[Data about app and page elements]
------------------------------

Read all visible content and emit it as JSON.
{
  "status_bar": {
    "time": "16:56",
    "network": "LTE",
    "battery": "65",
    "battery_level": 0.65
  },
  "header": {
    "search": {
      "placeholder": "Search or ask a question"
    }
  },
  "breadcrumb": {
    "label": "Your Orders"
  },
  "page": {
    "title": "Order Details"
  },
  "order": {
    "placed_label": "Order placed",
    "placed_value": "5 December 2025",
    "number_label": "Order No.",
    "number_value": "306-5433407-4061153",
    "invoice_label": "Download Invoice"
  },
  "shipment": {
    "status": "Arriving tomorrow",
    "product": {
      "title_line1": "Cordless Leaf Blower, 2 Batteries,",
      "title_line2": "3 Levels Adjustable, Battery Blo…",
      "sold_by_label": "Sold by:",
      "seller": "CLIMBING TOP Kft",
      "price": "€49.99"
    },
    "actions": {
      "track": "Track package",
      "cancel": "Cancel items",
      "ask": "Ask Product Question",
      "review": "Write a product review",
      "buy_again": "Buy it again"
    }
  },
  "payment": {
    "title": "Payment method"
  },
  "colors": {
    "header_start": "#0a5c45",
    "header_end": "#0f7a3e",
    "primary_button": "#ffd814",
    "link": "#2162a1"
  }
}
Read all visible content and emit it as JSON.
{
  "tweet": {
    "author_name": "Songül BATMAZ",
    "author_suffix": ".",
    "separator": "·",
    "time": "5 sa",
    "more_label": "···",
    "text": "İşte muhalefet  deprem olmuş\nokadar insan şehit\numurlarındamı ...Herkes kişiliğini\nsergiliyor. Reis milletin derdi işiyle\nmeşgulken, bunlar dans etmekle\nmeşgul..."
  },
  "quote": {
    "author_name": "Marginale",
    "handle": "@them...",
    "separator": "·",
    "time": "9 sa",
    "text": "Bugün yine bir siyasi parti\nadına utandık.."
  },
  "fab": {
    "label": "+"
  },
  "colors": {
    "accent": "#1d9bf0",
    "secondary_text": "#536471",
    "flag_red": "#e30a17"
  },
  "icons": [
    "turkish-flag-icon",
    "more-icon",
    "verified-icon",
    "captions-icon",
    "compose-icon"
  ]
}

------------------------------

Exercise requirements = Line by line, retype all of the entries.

Your response =
Read all visible content and emit it as JSON.
{
  "status_bar": {
    "time": "16:56",
    "network": "LTE",
    "battery": "65",
    "battery_level": 0.65
  },
  "header": {
    "search": {
      "placeholder": "Search or ask a question"
    }
  },
  "breadcrumb": {
    "label": "Your Orders"
  },
  "page": {
    "title": "Order Details"
  },
  "order": {
    "placed_label": "Order placed",
    "placed_value": "5 December 2025",
    "number_label": "Order No.",
    "number_value": "306-5433407-4061153",
    "invoice_label": "Download Invoice"
  },
  "shipment": {
    "status": "Arriving tomorrow",
    "product": {
      "title_line1": "Cordless Leaf Blower, 2 Batteries,",
      "title_line2": "3 Levels Adjustable, Battery Blo…",
      "sold_by_label": "Sold by:",
      "seller": "CLIMBING TOP Kft",
      "price": "€49.99"
    },
    "actions": {
      "track": "Track package",
      "cancel": "Cancel items",
      "ask": "Ask Product Question",
      "review": "Write a product review",
      "buy_again": "Buy it again"
    }
  },
  "payment": {
    "title": "Payment method"
  },
  "colors": {
    "header_start": "#0a5c45",
    "header_end": "#0f7a3e",
    "primary_button": "#ffd814",
    "link": "#2162a1"
  }
}
Read all visible content and emit it as JSON.
{
  "tweet": {
    "author_name": "Songül BATMAZ",
    "author_suffix": ".",
    "separator": "·",
    "time": "5 sa",
    "more_label": "···",
    "text": "İşte muhalefet  deprem olmuş\nokadar insan şehit\numurlarındamı ...Herkes kişiliğini\nsergiliyor. Reis milletin derdi işiyle\nmeşgulken, bunlar dans etmekle\nmeşgul..."
  },
  "quote": {
    "author_name": "Marginale",
    "handle": "@them...",
    "separator": "·",
    "time": "9 sa",
    "text": "Bugün yine bir siyasi parti\nadına utandık.."
  },
  "fab": {
    "label": "+"
  },
  "colors": {
    "accent": "#1d9bf0",
    "secondary_text": "#536471",
    "flag_red": "#e30a17"
  },
  "icons": [
    "turkish-flag-icon",
    "more-icon",
    "verified-icon",
    "captions-icon",
    "compose-icon"
  ]
}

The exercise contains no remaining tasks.